BEGIN Dataset excerpts

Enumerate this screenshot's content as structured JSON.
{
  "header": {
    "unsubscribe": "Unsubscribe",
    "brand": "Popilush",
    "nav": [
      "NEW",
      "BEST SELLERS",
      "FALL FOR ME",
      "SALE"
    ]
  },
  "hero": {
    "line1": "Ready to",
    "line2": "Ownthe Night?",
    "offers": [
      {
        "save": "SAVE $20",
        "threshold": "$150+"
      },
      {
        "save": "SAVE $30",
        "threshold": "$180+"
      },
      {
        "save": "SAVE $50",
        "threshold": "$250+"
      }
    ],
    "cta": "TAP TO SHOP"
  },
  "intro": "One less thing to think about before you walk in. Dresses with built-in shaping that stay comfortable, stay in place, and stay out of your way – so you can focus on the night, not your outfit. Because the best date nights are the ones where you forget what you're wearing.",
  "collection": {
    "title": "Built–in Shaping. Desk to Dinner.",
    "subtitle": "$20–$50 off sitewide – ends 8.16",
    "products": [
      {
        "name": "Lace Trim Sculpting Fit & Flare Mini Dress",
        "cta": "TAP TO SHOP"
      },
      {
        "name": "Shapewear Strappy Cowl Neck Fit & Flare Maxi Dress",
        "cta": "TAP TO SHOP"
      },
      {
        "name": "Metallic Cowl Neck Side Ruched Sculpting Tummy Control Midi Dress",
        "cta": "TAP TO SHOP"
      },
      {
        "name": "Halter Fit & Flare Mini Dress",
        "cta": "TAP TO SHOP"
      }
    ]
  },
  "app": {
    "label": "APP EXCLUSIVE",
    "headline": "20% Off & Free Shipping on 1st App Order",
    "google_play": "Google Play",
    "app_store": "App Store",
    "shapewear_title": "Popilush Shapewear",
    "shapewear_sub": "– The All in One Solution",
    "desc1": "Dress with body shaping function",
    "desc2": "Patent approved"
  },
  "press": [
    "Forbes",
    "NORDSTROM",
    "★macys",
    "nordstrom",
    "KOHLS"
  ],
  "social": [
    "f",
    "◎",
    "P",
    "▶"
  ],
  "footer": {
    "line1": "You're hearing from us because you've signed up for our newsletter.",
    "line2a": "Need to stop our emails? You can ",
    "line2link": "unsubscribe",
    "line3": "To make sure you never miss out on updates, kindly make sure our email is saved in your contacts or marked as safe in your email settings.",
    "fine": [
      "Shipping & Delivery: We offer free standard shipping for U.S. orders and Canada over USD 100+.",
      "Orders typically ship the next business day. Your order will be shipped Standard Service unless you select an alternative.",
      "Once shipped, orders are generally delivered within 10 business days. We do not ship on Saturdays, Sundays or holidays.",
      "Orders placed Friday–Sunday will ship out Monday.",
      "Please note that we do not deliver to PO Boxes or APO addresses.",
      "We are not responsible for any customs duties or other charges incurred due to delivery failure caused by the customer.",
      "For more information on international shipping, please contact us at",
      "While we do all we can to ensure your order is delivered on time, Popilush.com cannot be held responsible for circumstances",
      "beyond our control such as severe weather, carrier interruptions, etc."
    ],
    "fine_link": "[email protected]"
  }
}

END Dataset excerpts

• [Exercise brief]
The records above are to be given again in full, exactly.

• [Response]
Enumerate this screenshot's content as structured JSON.
{
  "header": {
    "unsubscribe": "Unsubscribe",
    "brand": "Popilush",
    "nav": [
      "NEW",
      "BEST SELLERS",
      "FALL FOR ME",
      "SALE"
    ]
  },
  "hero": {
    "line1": "Ready to",
    "line2": "Ownthe Night?",
    "offers": [
      {
        "save": "SAVE $20",
        "threshold": "$150+"
      },
      {
        "save": "SAVE $30",
        "threshold": "$180+"
      },
      {
        "save": "SAVE $50",
        "threshold": "$250+"
      }
    ],
    "cta": "TAP TO SHOP"
  },
  "intro": "One less thing to think about before you walk in. Dresses with built-in shaping that stay comfortable, stay in place, and stay out of your way – so you can focus on the night, not your outfit. Because the best date nights are the ones where you forget what you're wearing.",
  "collection": {
    "title": "Built–in Shaping. Desk to Dinner.",
    "subtitle": "$20–$50 off sitewide – ends 8.16",
    "products": [
      {
        "name": "Lace Trim Sculpting Fit & Flare Mini Dress",
        "cta": "TAP TO SHOP"
      },
      {
        "name": "Shapewear Strappy Cowl Neck Fit & Flare Maxi Dress",
        "cta": "TAP TO SHOP"
      },
      {
        "name": "Metallic Cowl Neck Side Ruched Sculpting Tummy Control Midi Dress",
        "cta": "TAP TO SHOP"
      },
      {
        "name": "Halter Fit & Flare Mini Dress",
        "cta": "TAP TO SHOP"
      }
    ]
  },
  "app": {
    "label": "APP EXCLUSIVE",
    "headline": "20% Off & Free Shipping on 1st App Order",
    "google_play": "Google Play",
    "app_store": "App Store",
    "shapewear_title": "Popilush Shapewear",
    "shapewear_sub": "– The All in One Solution",
    "desc1": "Dress with body shaping function",
    "desc2": "Patent approved"
  },
  "press": [
    "Forbes",
    "NORDSTROM",
    "★macys",
    "nordstrom",
    "KOHLS"
  ],
  "social": [
    "f",
    "◎",
    "P",
    "▶"
  ],
  "footer": {
    "line1": "You're hearing from us because you've signed up for our newsletter.",
    "line2a": "Need to stop our emails? You can ",
    "line2link": "unsubscribe",
    "line3": "To make sure you never miss out on updates, kindly make sure our email is saved in your contacts or marked as safe in your email settings.",
    "fine": [
      "Shipping & Delivery: We offer free standard shipping for U.S. orders and Canada over USD 100+.",
      "Orders typically ship the next business day. Your order will be shipped Standard Service unless you select an alternative.",
      "Once shipped, orders are generally delivered within 10 business days. We do not ship on Saturdays, Sundays or holidays.",
      "Orders placed Friday–Sunday will ship out Monday.",
      "Please note that we do not deliver to PO Boxes or APO addresses.",
      "We are not responsible for any customs duties or other charges incurred due to delivery failure caused by the customer.",
      "For more information on international shipping, please contact us at",
      "While we do all we can to ensure your order is delivered on time, Popilush.com cannot be held responsible for circumstances",
      "beyond our control such as severe weather, carrier interruptions, etc."
    ],
    "fine_link": "[email protected]"
  }
}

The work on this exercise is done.